The Philadelphia Office of Property Assessment (OPA) has begun mailing notices to each owner of property listed as tax exempt on the OPA’s records indicating that the owner must file a form to certify that the property continues to be entitled to exemption. The notice and form are confusing as they list different due dates and effective dates for the certification. The OPA has confirmed that the due date for filing the form is March 31, 2015 and that the certification of exemption is for tax year 2016.

The certification of continued entitlement to exemption is required under an ordinance passed by City Council back in 2013 and is by ordinance meant to be an annual requirement for every exempt property. Every tax exempt property owner must file the certification form with the OPA, even if they did not receive a notice and certification form. Failure to timely file the certification form will result in the OPA being able to revoke the property’s exempt status effective for tax year 2016.

Although the notice from the OPA purports to be merely a request for certification of the property’s continued entitlement to exemption, the form required to be filed for each property is actually the same application for exemption that has to be initially filed to obtain an exemption. The form requires the owner to provide a description of how the property is used, whether it is used by the owner or others, and whether the owner receives any rents, fees, income or other revenue from the property. The answers provided to these questions are of paramount importance to the property’s continued entitlement to exemption; thus, we recommend that no property owner complete the certification form without obtaining advice from legal counsel familiar with the process and requirements.

The form also requires that the owner attach the following documentation to the form:

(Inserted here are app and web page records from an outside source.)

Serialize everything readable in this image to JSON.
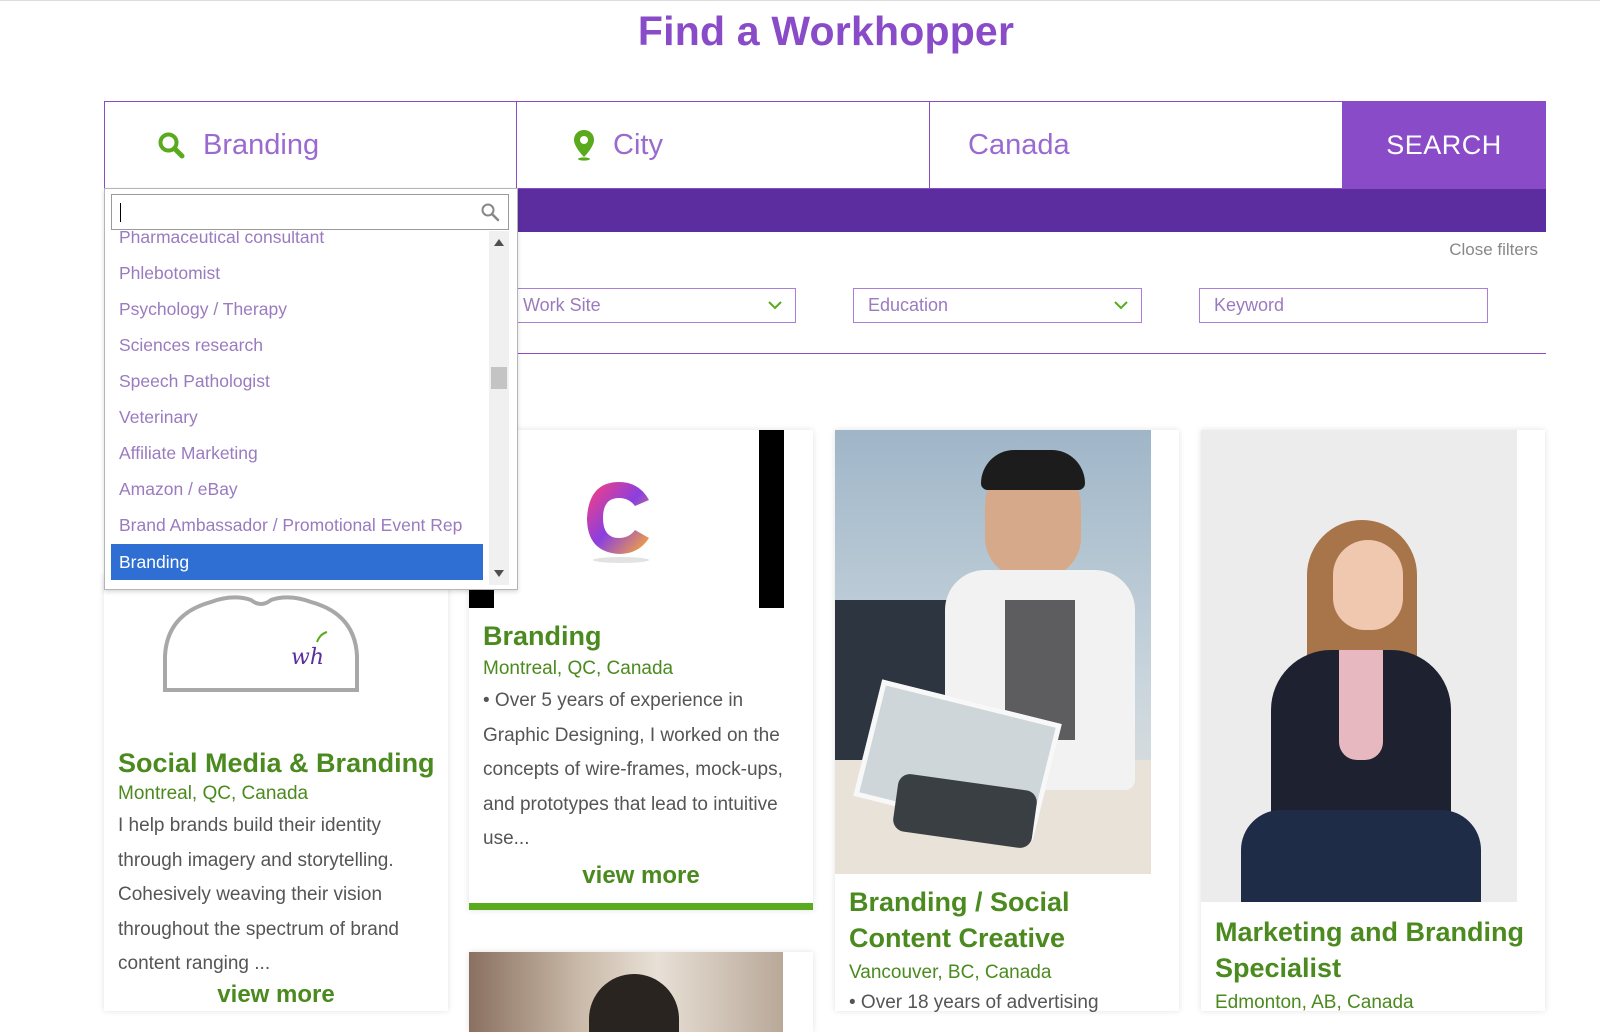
{
  "page": {
    "title": "Find a Workhopper"
  },
  "search": {
    "keyword_value": "Branding",
    "city_placeholder": "City",
    "country_value": "Canada",
    "button_label": "SEARCH",
    "icons": {
      "keyword": "search-icon",
      "city": "map-pin-icon"
    }
  },
  "filters": {
    "close_label": "Close filters",
    "work_site": "Work Site",
    "education": "Education",
    "keyword_placeholder": "Keyword"
  },
  "dropdown": {
    "search_value": "",
    "items": [
      "Pharmaceutical consultant",
      "Phlebotomist",
      "Psychology / Therapy",
      "Sciences research",
      "Speech Pathologist",
      "Veterinary",
      "Affiliate Marketing",
      "Amazon / eBay",
      "Brand Ambassador / Promotional Event Rep",
      "Branding"
    ],
    "selected": "Branding"
  },
  "cards": [
    {
      "title": "Social Media & Branding",
      "location": "Montreal, QC, Canada",
      "description": "I help brands build their identity through imagery and storytelling. Cohesively weaving their vision throughout the spectrum of brand content ranging ...",
      "view_more": "view more"
    },
    {
      "title": "Branding",
      "location": "Montreal, QC, Canada",
      "description": "• Over 5 years of experience in Graphic Designing, I worked on the concepts of wire-frames, mock-ups, and prototypes that lead to intuitive use...",
      "view_more": "view more"
    },
    {
      "title": "Branding / Social Content Creative",
      "location": "Vancouver, BC, Canada",
      "description": "• Over 18 years of advertising"
    },
    {
      "title": "Marketing and Branding Specialist",
      "location": "Edmonton, AB, Canada"
    }
  ],
  "colors": {
    "brand_purple": "#8a4bc9",
    "dark_purple": "#5c2d9e",
    "green": "#4b8a1e",
    "selection_blue": "#2f6fd4"
  }
}
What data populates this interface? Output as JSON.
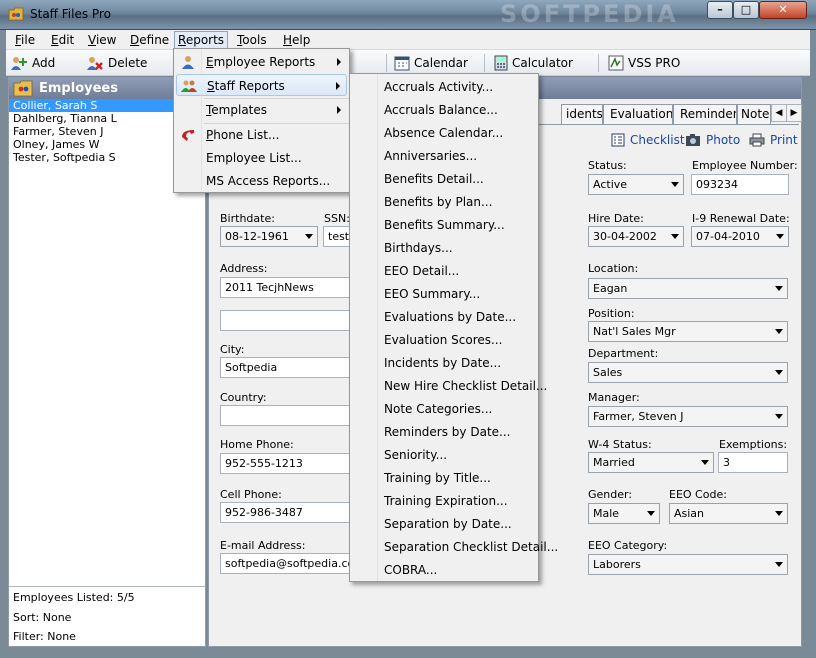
{
  "window": {
    "title": "Staff Files Pro",
    "watermark": "SOFTPEDIA",
    "min": "–",
    "max": "□",
    "close": "✕"
  },
  "menubar": [
    {
      "label": "File",
      "key": "F",
      "rest": "ile"
    },
    {
      "label": "Edit",
      "key": "E",
      "rest": "dit"
    },
    {
      "label": "View",
      "key": "V",
      "rest": "iew"
    },
    {
      "label": "Define",
      "key": "D",
      "rest": "efine"
    },
    {
      "label": "Reports",
      "key": "R",
      "rest": "eports"
    },
    {
      "label": "Tools",
      "key": "T",
      "rest": "ools"
    },
    {
      "label": "Help",
      "key": "H",
      "rest": "elp"
    }
  ],
  "toolbar": {
    "add": "Add",
    "delete": "Delete",
    "calendar": "Calendar",
    "calculator": "Calculator",
    "vss": "VSS PRO"
  },
  "left": {
    "header": "Employees",
    "employees": [
      "Collier, Sarah S",
      "Dahlberg, Tianna L",
      "Farmer, Steven J",
      "Olney, James W",
      "Tester, Softpedia S"
    ],
    "listed": "Employees Listed: 5/5",
    "sort": "Sort: None",
    "filter": "Filter: None"
  },
  "tabs": [
    "idents",
    "Evaluations",
    "Reminders",
    "Notes"
  ],
  "actions": {
    "checklist": "Checklist",
    "photo": "Photo",
    "print": "Print"
  },
  "form": {
    "birthdate_label": "Birthdate:",
    "birthdate": "08-12-1961",
    "ssn_label": "SSN:",
    "ssn": "teste",
    "address_label": "Address:",
    "address1": "2011 TecjhNews",
    "address2": "",
    "city_label": "City:",
    "city": "Softpedia",
    "country_label": "Country:",
    "country": "",
    "home_phone_label": "Home Phone:",
    "home_phone": "952-555-1213",
    "cell_phone_label": "Cell Phone:",
    "cell_phone": "952-986-3487",
    "email_label": "E-mail Address:",
    "email": "softpedia@softpedia.com",
    "status_label": "Status:",
    "status": "Active",
    "empnum_label": "Employee Number:",
    "empnum": "093234",
    "hire_label": "Hire Date:",
    "hire": "30-04-2002",
    "i9_label": "I-9 Renewal Date:",
    "i9": "07-04-2010",
    "location_label": "Location:",
    "location": "Eagan",
    "position_label": "Position:",
    "position": "Nat'l Sales Mgr",
    "department_label": "Department:",
    "department": "Sales",
    "manager_label": "Manager:",
    "manager": "Farmer, Steven J",
    "w4_label": "W-4 Status:",
    "w4": "Married",
    "exemptions_label": "Exemptions:",
    "exemptions": "3",
    "gender_label": "Gender:",
    "gender": "Male",
    "eeo_code_label": "EEO Code:",
    "eeo_code": "Asian",
    "eeo_cat_label": "EEO Category:",
    "eeo_cat": "Laborers"
  },
  "reports_menu": [
    {
      "label": "Employee Reports",
      "key": "E",
      "rest": "mployee Reports",
      "submenu": true
    },
    {
      "label": "Staff Reports",
      "key": "S",
      "rest": "taff Reports",
      "submenu": true
    },
    {
      "label": "Templates",
      "key": "T",
      "rest": "emplates",
      "submenu": true
    },
    {
      "label": "Phone List...",
      "key": "P",
      "rest": "hone List...",
      "submenu": false
    },
    {
      "label": "Employee List...",
      "key": "",
      "rest": "Employee List...",
      "submenu": false
    },
    {
      "label": "MS Access Reports...",
      "key": "",
      "rest": "MS Access Reports...",
      "submenu": false
    }
  ],
  "staff_reports": [
    "Accruals Activity...",
    "Accruals Balance...",
    "Absence Calendar...",
    "Anniversaries...",
    "Benefits Detail...",
    "Benefits by Plan...",
    "Benefits Summary...",
    "Birthdays...",
    "EEO Detail...",
    "EEO Summary...",
    "Evaluations by Date...",
    "Evaluation Scores...",
    "Incidents by Date...",
    "New Hire Checklist Detail...",
    "Note Categories...",
    "Reminders by Date...",
    "Seniority...",
    "Training by Title...",
    "Training Expiration...",
    "Separation by Date...",
    "Separation Checklist Detail...",
    "COBRA..."
  ],
  "colors": {
    "selection": "#3399ff",
    "header": "#7f8da7",
    "link": "#1a46a8"
  }
}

  1. The property owner’s articles of incorporation and bylaws, as amended
  2. The property owner’s IRS letter of determination of exemption under IRC Section 501(c)(3)
  3. The property owner’s most recent income and expense statements and balance sheet, which is generally satisfied through the submission of audited financial statements (if available)
  4. The property owner’s most recently filed federal Form 990
  5. A statement of any fundraising activities conducted by the owner
  6. If the property is leased to others, a copy of each lease between the property owner and the lessee
  7. A copy of the recorded deed by which the property owner acquired the property

A property owner that owns more than one tax-exempt property must file a separate certification form for each property and provide the requested property specific documentation for each property. However, the property owner need provide only a single set of its organizational documents, IRS determination letter and financial documents. If the property owner is unable to gather all of the required documentation by March 31, 2015, it must still timely file the completed form and provide the documentation available at that time, along with a statement that remaining documentation will be provided as soon as it becomes available.